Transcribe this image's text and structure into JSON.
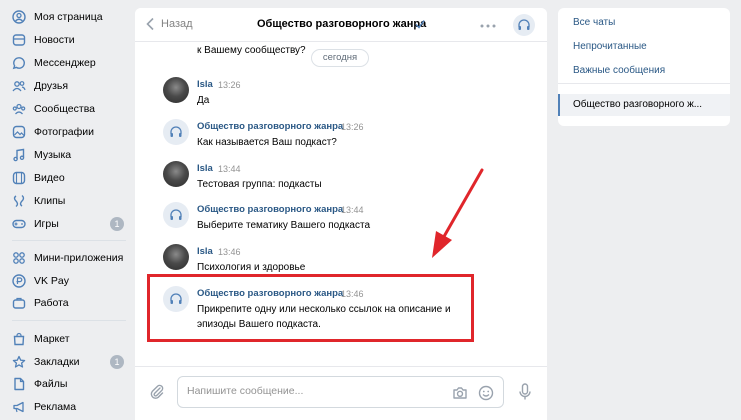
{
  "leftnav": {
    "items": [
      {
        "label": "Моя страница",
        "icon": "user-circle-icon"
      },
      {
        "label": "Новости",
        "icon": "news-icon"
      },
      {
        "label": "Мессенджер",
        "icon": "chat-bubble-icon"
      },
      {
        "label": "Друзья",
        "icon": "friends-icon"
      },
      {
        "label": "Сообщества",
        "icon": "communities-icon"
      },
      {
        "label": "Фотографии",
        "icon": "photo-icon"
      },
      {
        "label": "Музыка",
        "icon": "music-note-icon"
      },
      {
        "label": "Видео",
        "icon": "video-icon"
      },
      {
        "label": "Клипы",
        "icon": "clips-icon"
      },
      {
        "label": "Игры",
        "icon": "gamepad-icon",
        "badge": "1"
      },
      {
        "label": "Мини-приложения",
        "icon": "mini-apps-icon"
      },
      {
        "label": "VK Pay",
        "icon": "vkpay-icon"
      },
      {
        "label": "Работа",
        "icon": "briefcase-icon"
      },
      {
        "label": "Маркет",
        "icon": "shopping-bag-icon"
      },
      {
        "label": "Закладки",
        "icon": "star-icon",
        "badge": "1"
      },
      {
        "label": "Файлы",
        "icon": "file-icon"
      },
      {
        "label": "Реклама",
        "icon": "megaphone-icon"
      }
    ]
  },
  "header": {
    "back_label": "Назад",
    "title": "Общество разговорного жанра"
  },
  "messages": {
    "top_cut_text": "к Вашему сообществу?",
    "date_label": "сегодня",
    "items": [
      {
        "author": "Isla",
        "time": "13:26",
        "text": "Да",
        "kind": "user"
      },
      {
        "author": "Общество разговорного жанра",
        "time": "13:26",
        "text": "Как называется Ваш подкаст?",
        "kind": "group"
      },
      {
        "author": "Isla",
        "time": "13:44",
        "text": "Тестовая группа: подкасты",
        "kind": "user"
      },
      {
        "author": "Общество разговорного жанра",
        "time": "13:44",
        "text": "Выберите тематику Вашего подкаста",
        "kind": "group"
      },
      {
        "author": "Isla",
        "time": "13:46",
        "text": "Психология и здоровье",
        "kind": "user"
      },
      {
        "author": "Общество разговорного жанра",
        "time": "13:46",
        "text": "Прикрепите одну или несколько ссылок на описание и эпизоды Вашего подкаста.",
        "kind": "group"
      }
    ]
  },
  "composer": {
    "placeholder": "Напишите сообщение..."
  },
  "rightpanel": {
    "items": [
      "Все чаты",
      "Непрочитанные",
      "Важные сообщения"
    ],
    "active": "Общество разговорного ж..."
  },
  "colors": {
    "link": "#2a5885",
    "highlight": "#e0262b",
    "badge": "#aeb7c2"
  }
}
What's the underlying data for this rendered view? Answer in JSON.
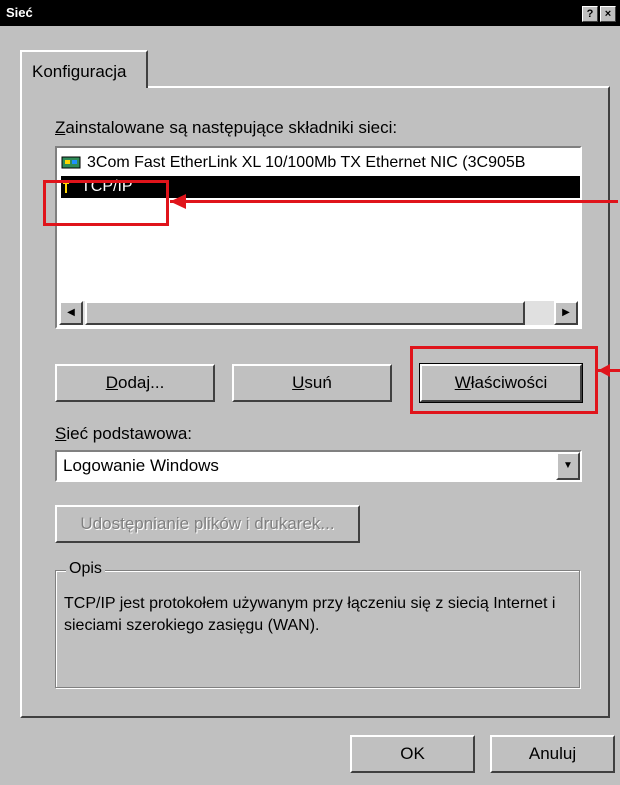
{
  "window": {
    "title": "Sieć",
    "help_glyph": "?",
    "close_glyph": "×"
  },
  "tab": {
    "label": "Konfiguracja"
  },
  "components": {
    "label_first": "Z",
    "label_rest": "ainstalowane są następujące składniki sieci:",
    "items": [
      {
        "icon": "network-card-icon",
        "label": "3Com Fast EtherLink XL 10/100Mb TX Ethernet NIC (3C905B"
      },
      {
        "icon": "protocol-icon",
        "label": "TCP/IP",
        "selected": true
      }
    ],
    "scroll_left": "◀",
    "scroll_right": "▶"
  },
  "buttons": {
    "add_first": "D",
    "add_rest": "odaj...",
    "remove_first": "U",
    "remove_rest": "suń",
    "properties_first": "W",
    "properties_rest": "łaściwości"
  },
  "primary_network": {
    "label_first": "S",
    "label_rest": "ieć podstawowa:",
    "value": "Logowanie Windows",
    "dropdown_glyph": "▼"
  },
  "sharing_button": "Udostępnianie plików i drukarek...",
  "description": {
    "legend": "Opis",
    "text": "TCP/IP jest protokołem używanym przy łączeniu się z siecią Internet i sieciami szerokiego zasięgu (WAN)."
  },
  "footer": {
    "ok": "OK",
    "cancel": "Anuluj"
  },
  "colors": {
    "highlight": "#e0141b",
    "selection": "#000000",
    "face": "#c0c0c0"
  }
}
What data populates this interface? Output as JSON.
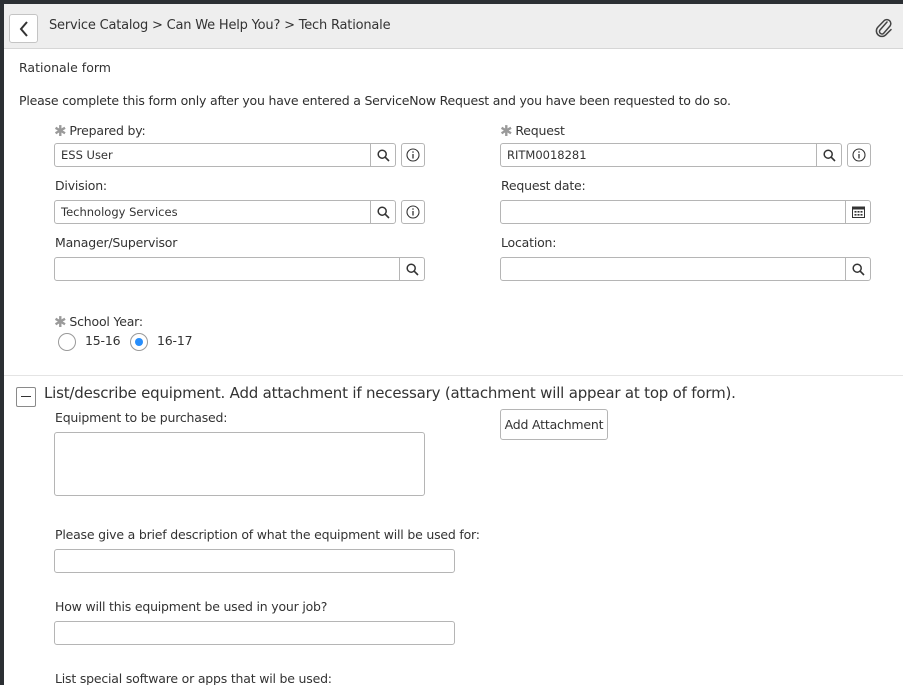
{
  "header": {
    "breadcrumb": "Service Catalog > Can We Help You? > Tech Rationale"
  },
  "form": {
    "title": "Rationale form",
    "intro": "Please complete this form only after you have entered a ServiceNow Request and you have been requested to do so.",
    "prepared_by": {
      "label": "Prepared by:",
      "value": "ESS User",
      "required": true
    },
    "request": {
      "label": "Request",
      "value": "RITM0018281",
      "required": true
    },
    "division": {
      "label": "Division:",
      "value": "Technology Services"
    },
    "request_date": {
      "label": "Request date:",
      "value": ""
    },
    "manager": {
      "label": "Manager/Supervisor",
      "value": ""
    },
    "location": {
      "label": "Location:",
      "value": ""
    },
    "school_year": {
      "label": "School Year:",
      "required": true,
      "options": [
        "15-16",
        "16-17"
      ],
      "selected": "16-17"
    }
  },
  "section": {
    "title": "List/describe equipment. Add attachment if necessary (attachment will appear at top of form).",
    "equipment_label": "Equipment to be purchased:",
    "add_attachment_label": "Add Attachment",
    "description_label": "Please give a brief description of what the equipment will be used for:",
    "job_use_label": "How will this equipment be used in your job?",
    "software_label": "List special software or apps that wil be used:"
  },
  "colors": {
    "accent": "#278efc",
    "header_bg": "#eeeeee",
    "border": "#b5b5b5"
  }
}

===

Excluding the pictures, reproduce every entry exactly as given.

Transcribe this image's text and structure into JSON.
{
  "leftnav": {
    "items": [
      {
        "label": "Моя страница",
        "icon": "user-circle-icon"
      },
      {
        "label": "Новости",
        "icon": "news-icon"
      },
      {
        "label": "Мессенджер",
        "icon": "chat-bubble-icon"
      },
      {
        "label": "Друзья",
        "icon": "friends-icon"
      },
      {
        "label": "Сообщества",
        "icon": "communities-icon"
      },
      {
        "label": "Фотографии",
        "icon": "photo-icon"
      },
      {
        "label": "Музыка",
        "icon": "music-note-icon"
      },
      {
        "label": "Видео",
        "icon": "video-icon"
      },
      {
        "label": "Клипы",
        "icon": "clips-icon"
      },
      {
        "label": "Игры",
        "icon": "gamepad-icon",
        "badge": "1"
      },
      {
        "label": "Мини-приложения",
        "icon": "mini-apps-icon"
      },
      {
        "label": "VK Pay",
        "icon": "vkpay-icon"
      },
      {
        "label": "Работа",
        "icon": "briefcase-icon"
      },
      {
        "label": "Маркет",
        "icon": "shopping-bag-icon"
      },
      {
        "label": "Закладки",
        "icon": "star-icon",
        "badge": "1"
      },
      {
        "label": "Файлы",
        "icon": "file-icon"
      },
      {
        "label": "Реклама",
        "icon": "megaphone-icon"
      }
    ]
  },
  "header": {
    "back_label": "Назад",
    "title": "Общество разговорного жанра"
  },
  "messages": {
    "top_cut_text": "к Вашему сообществу?",
    "date_label": "сегодня",
    "items": [
      {
        "author": "Isla",
        "time": "13:26",
        "text": "Да",
        "kind": "user"
      },
      {
        "author": "Общество разговорного жанра",
        "time": "13:26",
        "text": "Как называется Ваш подкаст?",
        "kind": "group"
      },
      {
        "author": "Isla",
        "time": "13:44",
        "text": "Тестовая группа: подкасты",
        "kind": "user"
      },
      {
        "author": "Общество разговорного жанра",
        "time": "13:44",
        "text": "Выберите тематику Вашего подкаста",
        "kind": "group"
      },
      {
        "author": "Isla",
        "time": "13:46",
        "text": "Психология и здоровье",
        "kind": "user"
      },
      {
        "author": "Общество разговорного жанра",
        "time": "13:46",
        "text": "Прикрепите одну или несколько ссылок на описание и эпизоды Вашего подкаста.",
        "kind": "group"
      }
    ]
  },
  "composer": {
    "placeholder": "Напишите сообщение..."
  },
  "rightpanel": {
    "items": [
      "Все чаты",
      "Непрочитанные",
      "Важные сообщения"
    ],
    "active": "Общество разговорного ж..."
  },
  "colors": {
    "link": "#2a5885",
    "highlight": "#e0262b",
    "badge": "#aeb7c2"
  }
}
What's the underlying data for this rendered view? Answer in JSON.
{
  "window": {
    "title": "Sieć",
    "help_glyph": "?",
    "close_glyph": "×"
  },
  "tab": {
    "label": "Konfiguracja"
  },
  "components": {
    "label_first": "Z",
    "label_rest": "ainstalowane są następujące składniki sieci:",
    "items": [
      {
        "icon": "network-card-icon",
        "label": "3Com Fast EtherLink XL 10/100Mb TX Ethernet NIC (3C905B"
      },
      {
        "icon": "protocol-icon",
        "label": "TCP/IP",
        "selected": true
      }
    ],
    "scroll_left": "◀",
    "scroll_right": "▶"
  },
  "buttons": {
    "add_first": "D",
    "add_rest": "odaj...",
    "remove_first": "U",
    "remove_rest": "suń",
    "properties_first": "W",
    "properties_rest": "łaściwości"
  },
  "primary_network": {
    "label_first": "S",
    "label_rest": "ieć podstawowa:",
    "value": "Logowanie Windows",
    "dropdown_glyph": "▼"
  },
  "sharing_button": "Udostępnianie plików i drukarek...",
  "description": {
    "legend": "Opis",
    "text": "TCP/IP jest protokołem używanym przy łączeniu się z siecią Internet i sieciami szerokiego zasięgu (WAN)."
  },
  "footer": {
    "ok": "OK",
    "cancel": "Anuluj"
  },
  "colors": {
    "highlight": "#e0141b",
    "selection": "#000000",
    "face": "#c0c0c0"
  }
}
What data populates this interface? Output as JSON.
{
  "header": {
    "breadcrumb": "Service Catalog > Can We Help You? > Tech Rationale"
  },
  "form": {
    "title": "Rationale form",
    "intro": "Please complete this form only after you have entered a ServiceNow Request and you have been requested to do so.",
    "prepared_by": {
      "label": "Prepared by:",
      "value": "ESS User",
      "required": true
    },
    "request": {
      "label": "Request",
      "value": "RITM0018281",
      "required": true
    },
    "division": {
      "label": "Division:",
      "value": "Technology Services"
    },
    "request_date": {
      "label": "Request date:",
      "value": ""
    },
    "manager": {
      "label": "Manager/Supervisor",
      "value": ""
    },
    "location": {
      "label": "Location:",
      "value": ""
    },
    "school_year": {
      "label": "School Year:",
      "required": true,
      "options": [
        "15-16",
        "16-17"
      ],
      "selected": "16-17"
    }
  },
  "section": {
    "title": "List/describe equipment. Add attachment if necessary (attachment will appear at top of form).",
    "equipment_label": "Equipment to be purchased:",
    "add_attachment_label": "Add Attachment",
    "description_label": "Please give a brief description of what the equipment will be used for:",
    "job_use_label": "How will this equipment be used in your job?",
    "software_label": "List special software or apps that wil be used:"
  },
  "colors": {
    "accent": "#278efc",
    "header_bg": "#eeeeee",
    "border": "#b5b5b5"
  }
}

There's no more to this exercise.